The executive education programs offered through UT’s Haslam College of Business were ranked thirteenth overall nationally and forty-fifth worldwide by the UK-based publication, which features international business, finance, economic, and political news.

The rankings highlight the college’s commitment to custom solutions for the global business community. In 2015, the college delivered sixty-two custom courses, ten of which took place outside the United States.

Bruce Behn, associate dean for graduate and executive education in UT’s Haslam College of Business.

“Our commitment to helping the global business community meet its needs through tailored solutions that bring considerable return on investment is a point of pride for us,” said Bruce Behn, associate dean for graduate and executive education in the college. “We also ranked eighth internationally for follow-up with customers and twenty-second for facilities.”

UT’s custom executive education programs combine faculty knowledge with real-life challenges and needs that businesses, including health care, military and government organizations, are facing today.

Behn says the college is able to work with clients to build the talent of their employees in specific areas such as operations excellence, supply chain, and leadership so their organizations are better equipped to succeed.

Steve Mangum, dean of the college and Stokely Foundation Leadership Chair, emphasized that positive input from corporate clients played a significant role in the achievement of these rankings.
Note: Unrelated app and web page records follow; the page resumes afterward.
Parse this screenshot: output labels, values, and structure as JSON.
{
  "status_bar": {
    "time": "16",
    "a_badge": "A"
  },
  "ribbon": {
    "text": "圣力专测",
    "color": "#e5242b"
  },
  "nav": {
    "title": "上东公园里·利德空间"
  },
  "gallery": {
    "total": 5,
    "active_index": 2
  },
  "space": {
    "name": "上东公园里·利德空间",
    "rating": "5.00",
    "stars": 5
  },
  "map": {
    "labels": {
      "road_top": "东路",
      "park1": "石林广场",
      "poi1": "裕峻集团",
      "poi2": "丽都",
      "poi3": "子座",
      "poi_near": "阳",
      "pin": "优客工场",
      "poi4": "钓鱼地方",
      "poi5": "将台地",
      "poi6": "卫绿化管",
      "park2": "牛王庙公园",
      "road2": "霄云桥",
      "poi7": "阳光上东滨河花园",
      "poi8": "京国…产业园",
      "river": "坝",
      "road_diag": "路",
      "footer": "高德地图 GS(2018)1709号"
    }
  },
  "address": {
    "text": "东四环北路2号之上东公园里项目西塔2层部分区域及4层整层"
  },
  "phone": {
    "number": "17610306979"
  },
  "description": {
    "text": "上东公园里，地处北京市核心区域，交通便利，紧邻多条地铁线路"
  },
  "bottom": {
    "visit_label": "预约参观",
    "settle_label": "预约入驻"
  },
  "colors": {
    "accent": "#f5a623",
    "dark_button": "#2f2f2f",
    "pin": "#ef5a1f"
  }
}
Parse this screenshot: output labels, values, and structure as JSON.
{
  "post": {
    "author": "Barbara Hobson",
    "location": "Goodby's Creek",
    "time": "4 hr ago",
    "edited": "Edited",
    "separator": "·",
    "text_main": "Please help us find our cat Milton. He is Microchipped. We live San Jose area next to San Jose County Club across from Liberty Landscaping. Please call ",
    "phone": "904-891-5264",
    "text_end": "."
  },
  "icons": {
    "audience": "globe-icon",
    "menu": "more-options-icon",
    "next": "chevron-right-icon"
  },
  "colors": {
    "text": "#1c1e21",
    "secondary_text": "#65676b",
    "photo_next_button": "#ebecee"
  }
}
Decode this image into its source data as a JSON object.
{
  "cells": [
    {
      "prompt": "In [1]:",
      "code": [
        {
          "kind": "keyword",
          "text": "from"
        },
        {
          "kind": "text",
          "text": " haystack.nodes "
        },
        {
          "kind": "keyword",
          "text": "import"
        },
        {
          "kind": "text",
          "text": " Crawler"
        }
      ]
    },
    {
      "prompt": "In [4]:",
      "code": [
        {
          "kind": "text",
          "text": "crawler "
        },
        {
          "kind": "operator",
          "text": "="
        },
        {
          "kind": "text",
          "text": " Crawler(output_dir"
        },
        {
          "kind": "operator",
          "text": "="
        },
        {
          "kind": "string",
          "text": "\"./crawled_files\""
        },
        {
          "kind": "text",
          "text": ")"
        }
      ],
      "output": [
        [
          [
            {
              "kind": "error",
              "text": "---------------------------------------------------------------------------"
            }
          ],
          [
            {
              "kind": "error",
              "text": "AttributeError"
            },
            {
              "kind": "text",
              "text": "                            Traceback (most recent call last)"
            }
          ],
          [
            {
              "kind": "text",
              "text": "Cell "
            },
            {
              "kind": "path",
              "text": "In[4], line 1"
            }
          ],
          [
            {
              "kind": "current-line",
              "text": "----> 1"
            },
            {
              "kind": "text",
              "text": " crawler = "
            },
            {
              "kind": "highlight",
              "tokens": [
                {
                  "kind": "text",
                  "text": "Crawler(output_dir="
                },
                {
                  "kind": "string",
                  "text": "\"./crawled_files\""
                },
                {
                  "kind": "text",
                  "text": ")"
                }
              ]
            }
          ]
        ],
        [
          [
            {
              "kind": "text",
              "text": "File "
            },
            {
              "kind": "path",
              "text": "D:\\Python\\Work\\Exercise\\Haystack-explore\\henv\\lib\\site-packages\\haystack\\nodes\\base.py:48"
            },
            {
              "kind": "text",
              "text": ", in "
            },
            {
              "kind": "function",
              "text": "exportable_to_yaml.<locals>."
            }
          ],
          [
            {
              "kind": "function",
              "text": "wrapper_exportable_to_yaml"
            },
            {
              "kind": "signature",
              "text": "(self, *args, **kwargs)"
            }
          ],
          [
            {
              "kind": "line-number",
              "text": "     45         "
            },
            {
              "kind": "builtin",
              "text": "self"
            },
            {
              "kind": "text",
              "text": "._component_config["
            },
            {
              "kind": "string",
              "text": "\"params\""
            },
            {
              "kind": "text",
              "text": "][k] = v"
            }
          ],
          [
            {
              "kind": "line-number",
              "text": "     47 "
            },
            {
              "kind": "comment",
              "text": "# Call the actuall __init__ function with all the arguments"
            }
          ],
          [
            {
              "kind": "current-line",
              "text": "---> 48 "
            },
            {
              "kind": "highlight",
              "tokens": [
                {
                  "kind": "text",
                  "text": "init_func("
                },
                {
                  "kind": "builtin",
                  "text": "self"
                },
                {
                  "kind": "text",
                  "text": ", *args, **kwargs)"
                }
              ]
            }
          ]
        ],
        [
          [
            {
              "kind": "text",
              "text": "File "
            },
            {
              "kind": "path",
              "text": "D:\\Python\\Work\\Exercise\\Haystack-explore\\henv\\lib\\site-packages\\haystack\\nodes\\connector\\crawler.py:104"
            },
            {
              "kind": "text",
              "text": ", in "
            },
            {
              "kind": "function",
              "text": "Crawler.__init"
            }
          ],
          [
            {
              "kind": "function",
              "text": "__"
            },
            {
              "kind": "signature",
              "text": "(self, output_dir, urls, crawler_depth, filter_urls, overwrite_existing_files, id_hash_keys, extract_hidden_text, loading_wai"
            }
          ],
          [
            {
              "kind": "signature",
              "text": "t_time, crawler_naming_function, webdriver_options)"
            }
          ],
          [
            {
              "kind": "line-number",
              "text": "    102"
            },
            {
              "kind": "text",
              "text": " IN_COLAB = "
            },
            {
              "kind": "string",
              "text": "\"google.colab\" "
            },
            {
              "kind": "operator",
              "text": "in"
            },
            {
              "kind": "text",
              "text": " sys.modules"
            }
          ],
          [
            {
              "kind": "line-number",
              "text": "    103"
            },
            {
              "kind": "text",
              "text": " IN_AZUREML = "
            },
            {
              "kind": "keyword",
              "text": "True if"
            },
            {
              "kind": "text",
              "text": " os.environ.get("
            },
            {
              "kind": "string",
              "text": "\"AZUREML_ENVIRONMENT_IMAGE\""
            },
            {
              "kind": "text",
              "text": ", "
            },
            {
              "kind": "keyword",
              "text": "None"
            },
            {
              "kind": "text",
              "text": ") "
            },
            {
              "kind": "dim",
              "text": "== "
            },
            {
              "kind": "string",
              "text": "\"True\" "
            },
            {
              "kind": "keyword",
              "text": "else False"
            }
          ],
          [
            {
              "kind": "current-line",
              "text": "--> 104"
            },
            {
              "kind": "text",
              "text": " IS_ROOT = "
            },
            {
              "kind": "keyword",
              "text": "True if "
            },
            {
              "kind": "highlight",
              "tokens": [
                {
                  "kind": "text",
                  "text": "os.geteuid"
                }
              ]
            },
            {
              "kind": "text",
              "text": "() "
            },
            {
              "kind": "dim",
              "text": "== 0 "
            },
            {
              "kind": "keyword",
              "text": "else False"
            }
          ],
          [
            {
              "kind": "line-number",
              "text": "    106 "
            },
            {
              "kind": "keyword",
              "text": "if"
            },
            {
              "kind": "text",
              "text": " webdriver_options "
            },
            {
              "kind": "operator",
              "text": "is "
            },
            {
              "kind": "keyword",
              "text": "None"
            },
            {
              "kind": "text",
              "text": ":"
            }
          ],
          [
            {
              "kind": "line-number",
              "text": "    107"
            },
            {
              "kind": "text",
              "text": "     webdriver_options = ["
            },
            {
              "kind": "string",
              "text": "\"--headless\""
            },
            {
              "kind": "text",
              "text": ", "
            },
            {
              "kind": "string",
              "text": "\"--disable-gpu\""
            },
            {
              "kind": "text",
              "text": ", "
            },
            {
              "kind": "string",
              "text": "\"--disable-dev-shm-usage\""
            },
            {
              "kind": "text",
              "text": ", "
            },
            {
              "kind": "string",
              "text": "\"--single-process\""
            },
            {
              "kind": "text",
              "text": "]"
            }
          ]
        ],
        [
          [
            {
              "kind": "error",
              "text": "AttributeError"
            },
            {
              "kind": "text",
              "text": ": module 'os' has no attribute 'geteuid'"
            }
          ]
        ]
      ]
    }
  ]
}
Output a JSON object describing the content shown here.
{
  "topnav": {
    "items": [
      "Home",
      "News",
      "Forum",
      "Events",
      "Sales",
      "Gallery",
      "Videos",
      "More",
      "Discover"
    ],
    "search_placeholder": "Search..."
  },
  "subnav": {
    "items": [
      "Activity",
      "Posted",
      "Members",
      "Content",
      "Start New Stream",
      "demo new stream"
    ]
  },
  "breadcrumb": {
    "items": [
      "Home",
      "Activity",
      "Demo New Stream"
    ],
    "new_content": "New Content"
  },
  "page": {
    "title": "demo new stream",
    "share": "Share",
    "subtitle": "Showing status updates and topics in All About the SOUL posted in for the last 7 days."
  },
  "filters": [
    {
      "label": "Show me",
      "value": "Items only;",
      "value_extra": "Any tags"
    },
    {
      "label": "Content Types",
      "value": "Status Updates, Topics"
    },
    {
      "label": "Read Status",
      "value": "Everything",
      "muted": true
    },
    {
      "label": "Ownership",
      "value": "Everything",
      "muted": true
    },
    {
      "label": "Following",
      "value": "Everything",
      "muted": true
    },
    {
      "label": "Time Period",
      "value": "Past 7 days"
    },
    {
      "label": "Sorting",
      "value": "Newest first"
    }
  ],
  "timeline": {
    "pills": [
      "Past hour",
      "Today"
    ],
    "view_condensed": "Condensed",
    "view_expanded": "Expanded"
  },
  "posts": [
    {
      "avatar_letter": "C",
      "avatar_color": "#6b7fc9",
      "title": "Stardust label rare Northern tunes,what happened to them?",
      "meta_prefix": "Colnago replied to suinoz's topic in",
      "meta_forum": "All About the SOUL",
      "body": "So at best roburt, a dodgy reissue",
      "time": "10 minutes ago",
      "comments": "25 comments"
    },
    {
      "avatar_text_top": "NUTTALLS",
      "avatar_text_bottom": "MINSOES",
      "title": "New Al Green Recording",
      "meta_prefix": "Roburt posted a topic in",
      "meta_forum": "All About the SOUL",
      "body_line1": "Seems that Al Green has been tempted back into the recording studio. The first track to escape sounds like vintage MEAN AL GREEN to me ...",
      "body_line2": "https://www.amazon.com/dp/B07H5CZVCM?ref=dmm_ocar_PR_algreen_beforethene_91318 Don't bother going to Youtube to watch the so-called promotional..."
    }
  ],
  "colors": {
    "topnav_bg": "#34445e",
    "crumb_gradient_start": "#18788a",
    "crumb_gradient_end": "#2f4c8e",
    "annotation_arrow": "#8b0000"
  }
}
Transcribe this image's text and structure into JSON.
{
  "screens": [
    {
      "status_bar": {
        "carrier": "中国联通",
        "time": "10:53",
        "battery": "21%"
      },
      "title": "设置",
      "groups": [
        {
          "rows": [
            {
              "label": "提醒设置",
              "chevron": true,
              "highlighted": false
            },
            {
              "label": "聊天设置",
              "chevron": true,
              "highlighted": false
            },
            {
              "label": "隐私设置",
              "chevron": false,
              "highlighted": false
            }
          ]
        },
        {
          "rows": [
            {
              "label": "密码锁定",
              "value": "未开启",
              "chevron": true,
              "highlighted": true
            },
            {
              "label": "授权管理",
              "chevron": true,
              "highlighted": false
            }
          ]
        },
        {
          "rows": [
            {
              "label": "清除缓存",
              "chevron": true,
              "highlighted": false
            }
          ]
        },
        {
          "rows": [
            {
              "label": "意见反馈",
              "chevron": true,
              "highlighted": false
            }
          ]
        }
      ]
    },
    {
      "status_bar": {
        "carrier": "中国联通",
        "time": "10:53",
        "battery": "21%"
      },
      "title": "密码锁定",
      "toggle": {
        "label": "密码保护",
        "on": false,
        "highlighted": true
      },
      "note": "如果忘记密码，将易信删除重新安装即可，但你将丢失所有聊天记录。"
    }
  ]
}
“This particular ranking demonstrates that UT’s Haslam College of Business is highly regarded by its nondegree executive education clientele,” Mangum said. “When coupled with feedback and rankings of our degree program offerings and our scholarly research, it’s apparent that our business school isn’t resting on its laurels but continuously seeking to improve.”

The Financial Times survey combines data reported by business schools with ratings from companies that commissioned executive courses. Factors including value, faculty quality, international engagement, and diversity were taken into account.


Gerhard Schneibel (865-974-2894,

Tyra Haag (865-974-5460,